Depending on the kind, track cranes can be arranged to fit its surroundings, as to increase efficiency and productivity. The bottom flange (the hardware used to create secure connections when conjoining sections of pipes, tubes and other materials in transmission equipment) of many kinds of track cranes are unlike normal flanges, in that it has a raised tread suitable for rolling purposes.
This design is intended for high-repetition operations, such as in most factories. A track crane is preferred for its precision, as well as its durability, and can handle both light and heavy loads for many years. The surface on the raised treads of the flange allows the crane to roll with ease.
Because of this type of track crane’s free-running trolley, heavy, awkward items can be moved quickly and easily. Additionally, depending on the number of runways a particular track crane has, transport can happen throughout a very large space, as well as lift and position loads in otherwise extremely inaccessible areas, such as between pillars and columns.
A variety of components in certain track cranes allow control of route, so as to better fit with the structural elements of a workspace. These kinds of track cranes can be mounted on walls or pieces of machinery, and can typically be dismantled and re-erected. Many track cranes are suspended overhead, which is appropriate for efficient handling and positioning of goods.
Suspended track cranes decrease horizontal pressures and offer protection from bending strains. In addition, the height of a suspended track crane can be easily adjusted via threaded suspension rods and ball joint heads.
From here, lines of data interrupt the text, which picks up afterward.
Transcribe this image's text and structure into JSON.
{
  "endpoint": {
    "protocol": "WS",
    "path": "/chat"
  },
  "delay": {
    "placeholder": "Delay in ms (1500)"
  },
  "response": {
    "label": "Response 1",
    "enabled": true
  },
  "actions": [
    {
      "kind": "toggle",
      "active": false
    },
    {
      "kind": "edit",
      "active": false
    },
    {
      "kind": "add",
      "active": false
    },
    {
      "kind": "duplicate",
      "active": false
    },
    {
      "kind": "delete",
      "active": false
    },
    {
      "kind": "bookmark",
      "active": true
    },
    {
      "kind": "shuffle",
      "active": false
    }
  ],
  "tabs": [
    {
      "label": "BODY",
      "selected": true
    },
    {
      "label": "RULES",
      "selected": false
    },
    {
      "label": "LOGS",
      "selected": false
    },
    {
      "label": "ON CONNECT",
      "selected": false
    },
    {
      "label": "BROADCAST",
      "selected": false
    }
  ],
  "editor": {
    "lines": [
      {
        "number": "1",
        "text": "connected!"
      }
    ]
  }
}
Such track cranes are similar to bridge cranes and both are used in many workplaces, like factories, warehouses and store yards, where heavy equipment and supplies are regularly moved from one place to another.
Because track cranes generally do not rely on independent energy sources, like batteries or natural gas reservoirs, they, like bridge cranes, are a faster, cheaper and more efficient alternative to other transport tools, like fork-lifts and hi-lows.